» TASK DETAILS: Exactly as written, output each record given below.

» DATASET RECORDS:
☆ ☆ ☆ ☆ ☆

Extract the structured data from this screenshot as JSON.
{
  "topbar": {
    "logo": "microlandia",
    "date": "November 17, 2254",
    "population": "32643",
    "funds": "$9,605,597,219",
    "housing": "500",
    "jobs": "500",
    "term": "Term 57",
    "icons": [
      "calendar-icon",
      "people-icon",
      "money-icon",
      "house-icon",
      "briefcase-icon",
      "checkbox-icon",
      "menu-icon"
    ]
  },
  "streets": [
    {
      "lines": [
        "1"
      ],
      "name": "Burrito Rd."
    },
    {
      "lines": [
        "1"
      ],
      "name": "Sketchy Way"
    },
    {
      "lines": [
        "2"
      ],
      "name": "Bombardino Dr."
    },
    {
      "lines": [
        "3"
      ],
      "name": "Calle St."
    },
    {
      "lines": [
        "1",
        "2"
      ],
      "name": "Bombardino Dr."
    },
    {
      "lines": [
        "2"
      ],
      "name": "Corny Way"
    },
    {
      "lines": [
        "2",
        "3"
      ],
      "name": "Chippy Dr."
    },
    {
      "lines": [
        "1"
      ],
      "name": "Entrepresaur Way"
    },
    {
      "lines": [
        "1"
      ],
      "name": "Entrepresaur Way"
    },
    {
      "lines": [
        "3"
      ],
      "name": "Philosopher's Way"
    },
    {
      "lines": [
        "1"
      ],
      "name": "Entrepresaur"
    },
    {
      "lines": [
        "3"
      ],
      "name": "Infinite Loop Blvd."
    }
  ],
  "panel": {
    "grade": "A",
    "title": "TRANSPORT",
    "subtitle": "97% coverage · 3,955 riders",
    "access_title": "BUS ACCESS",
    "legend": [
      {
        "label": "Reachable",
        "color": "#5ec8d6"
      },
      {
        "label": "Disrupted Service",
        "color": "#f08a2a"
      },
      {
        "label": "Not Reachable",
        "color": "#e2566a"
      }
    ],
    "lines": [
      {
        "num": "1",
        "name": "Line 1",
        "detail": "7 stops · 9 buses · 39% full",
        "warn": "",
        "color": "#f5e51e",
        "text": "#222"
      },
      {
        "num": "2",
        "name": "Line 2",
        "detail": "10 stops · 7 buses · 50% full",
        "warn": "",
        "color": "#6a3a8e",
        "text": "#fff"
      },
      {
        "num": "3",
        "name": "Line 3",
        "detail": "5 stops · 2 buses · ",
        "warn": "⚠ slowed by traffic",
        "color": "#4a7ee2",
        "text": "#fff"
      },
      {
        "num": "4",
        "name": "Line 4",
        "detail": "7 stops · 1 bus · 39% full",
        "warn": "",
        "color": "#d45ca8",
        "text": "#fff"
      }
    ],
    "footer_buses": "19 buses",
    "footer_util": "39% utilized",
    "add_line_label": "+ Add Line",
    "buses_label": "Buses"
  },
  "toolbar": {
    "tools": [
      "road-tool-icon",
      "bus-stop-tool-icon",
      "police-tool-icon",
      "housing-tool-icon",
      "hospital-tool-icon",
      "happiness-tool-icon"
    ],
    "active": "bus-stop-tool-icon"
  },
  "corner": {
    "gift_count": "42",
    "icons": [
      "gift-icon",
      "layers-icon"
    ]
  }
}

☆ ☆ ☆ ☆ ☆

» EXERCISE SOLUTION:
Extract the structured data from this screenshot as JSON.
{
  "topbar": {
    "logo": "microlandia",
    "date": "November 17, 2254",
    "population": "32643",
    "funds": "$9,605,597,219",
    "housing": "500",
    "jobs": "500",
    "term": "Term 57",
    "icons": [
      "calendar-icon",
      "people-icon",
      "money-icon",
      "house-icon",
      "briefcase-icon",
      "checkbox-icon",
      "menu-icon"
    ]
  },
  "streets": [
    {
      "lines": [
        "1"
      ],
      "name": "Burrito Rd."
    },
    {
      "lines": [
        "1"
      ],
      "name": "Sketchy Way"
    },
    {
      "lines": [
        "2"
      ],
      "name": "Bombardino Dr."
    },
    {
      "lines": [
        "3"
      ],
      "name": "Calle St."
    },
    {
      "lines": [
        "1",
        "2"
      ],
      "name": "Bombardino Dr."
    },
    {
      "lines": [
        "2"
      ],
      "name": "Corny Way"
    },
    {
      "lines": [
        "2",
        "3"
      ],
      "name": "Chippy Dr."
    },
    {
      "lines": [
        "1"
      ],
      "name": "Entrepresaur Way"
    },
    {
      "lines": [
        "1"
      ],
      "name": "Entrepresaur Way"
    },
    {
      "lines": [
        "3"
      ],
      "name": "Philosopher's Way"
    },
    {
      "lines": [
        "1"
      ],
      "name": "Entrepresaur"
    },
    {
      "lines": [
        "3"
      ],
      "name": "Infinite Loop Blvd."
    }
  ],
  "panel": {
    "grade": "A",
    "title": "TRANSPORT",
    "subtitle": "97% coverage · 3,955 riders",
    "access_title": "BUS ACCESS",
    "legend": [
      {
        "label": "Reachable",
        "color": "#5ec8d6"
      },
      {
        "label": "Disrupted Service",
        "color": "#f08a2a"
      },
      {
        "label": "Not Reachable",
        "color": "#e2566a"
      }
    ],
    "lines": [
      {
        "num": "1",
        "name": "Line 1",
        "detail": "7 stops · 9 buses · 39% full",
        "warn": "",
        "color": "#f5e51e",
        "text": "#222"
      },
      {
        "num": "2",
        "name": "Line 2",
        "detail": "10 stops · 7 buses · 50% full",
        "warn": "",
        "color": "#6a3a8e",
        "text": "#fff"
      },
      {
        "num": "3",
        "name": "Line 3",
        "detail": "5 stops · 2 buses · ",
        "warn": "⚠ slowed by traffic",
        "color": "#4a7ee2",
        "text": "#fff"
      },
      {
        "num": "4",
        "name": "Line 4",
        "detail": "7 stops · 1 bus · 39% full",
        "warn": "",
        "color": "#d45ca8",
        "text": "#fff"
      }
    ],
    "footer_buses": "19 buses",
    "footer_util": "39% utilized",
    "add_line_label": "+ Add Line",
    "buses_label": "Buses"
  },
  "toolbar": {
    "tools": [
      "road-tool-icon",
      "bus-stop-tool-icon",
      "police-tool-icon",
      "housing-tool-icon",
      "hospital-tool-icon",
      "happiness-tool-icon"
    ],
    "active": "bus-stop-tool-icon"
  },
  "corner": {
    "gift_count": "42",
    "icons": [
      "gift-icon",
      "layers-icon"
    ]
  }
}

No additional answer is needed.